The Future of Nanotechnology in Medicine

For example, MIT researchers designed an ingestible sensor pill that can be wirelessly controlled. The pill would be a “closed-loop monitoring and treatment” solution, adjusting the dosage of a particular drug based on data gathered within the body (e.g. gastrointestinal system).

Food Is Freedom: How Washington’s Food Subsidies Have Helped Make Americans Fat and Sick

Beyond the simple fact that a tax on meat would be yet another example of government overreach, there are other problems with a meat tax. It is also based on a subjective and dubious interpretation of the effects of meat on both the environment and on personal health. Such a tax would, like existing taxes on sugar and tobacco products, disproportionately impact the poorest Americans.

Dancing with Dr Death

Particularly important is to choose not to have cardio pulmonary resuscitation (CPR). Designed specifically for cardiac patients, it was never intended to reverse death for patients in general. It only works with cardiac disorders. For people with sepsis, renal failure, palliative care patients or people with dementia (to name only a few) it is not appropriate because it doesn’t help.

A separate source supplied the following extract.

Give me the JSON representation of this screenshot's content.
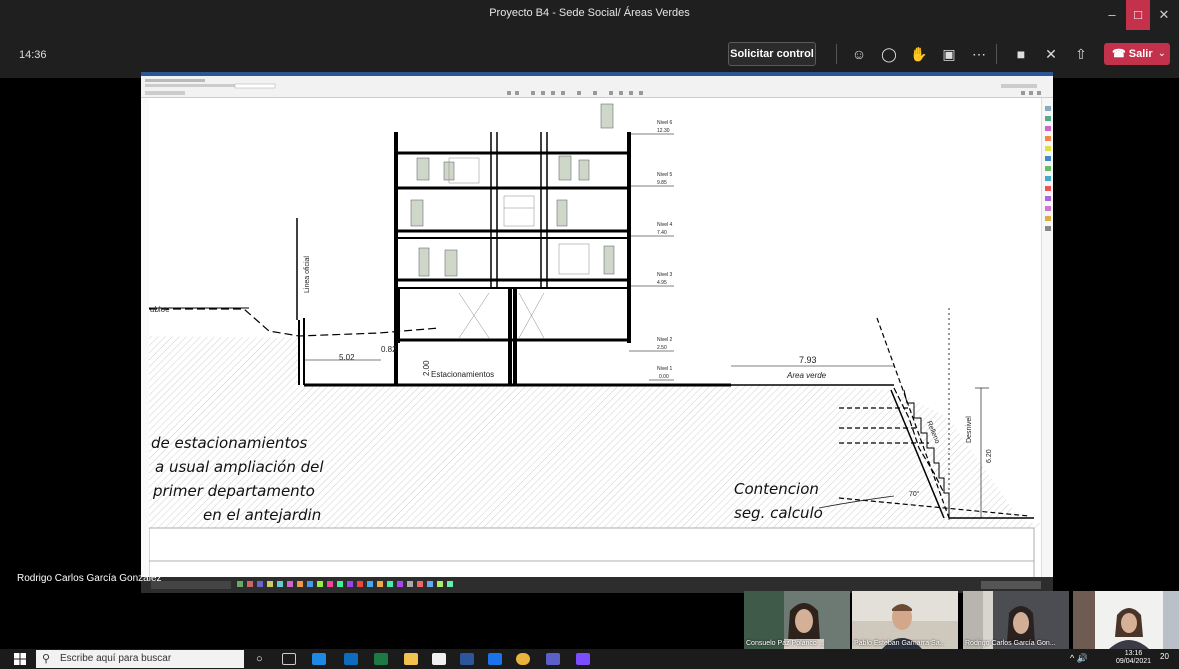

The Fluoride-Induced American Holocaust Continues Unabated

Dr. Burk and Dr. Yiamouyiannis compared in a 1975 epidemiological survey the cancer mortality rate of central cities that were either fluoridated or unfluoridated. Prior to fluoridation, the cancer death rate remained identical for both sets of cities, but subsequent to fluoridation the cancer death rate skyrocketed in the fluoridated cities, but not in the unfluoridated ones.

MIT’s Guoping Feng Interviewed on the Growing Incidence of Autism

Dr. Guoping Feng joined the McGovern Institute for Brain Research at MIT in 2010. He is a faculty member in the Department of Brain and Cognitive Sciences, where he holds the Poitras Professorship of Neuroscience. He is also a senior scientist at the Broad Institute’s Stanley Center for Psychiatric Research. Originally from Zhejiang Province in China, he received his PhD from SUNY Buffalo. Before moving to MIT, he was a faculty member at Duke University. He has won numerous awards, including the Beckman Young Investigator Award (2002), the McKnight Neuroscience of Brain Disorders Award (2006), the Hartwell Individual Biomedical Research…

Close Menu
×
×

Basket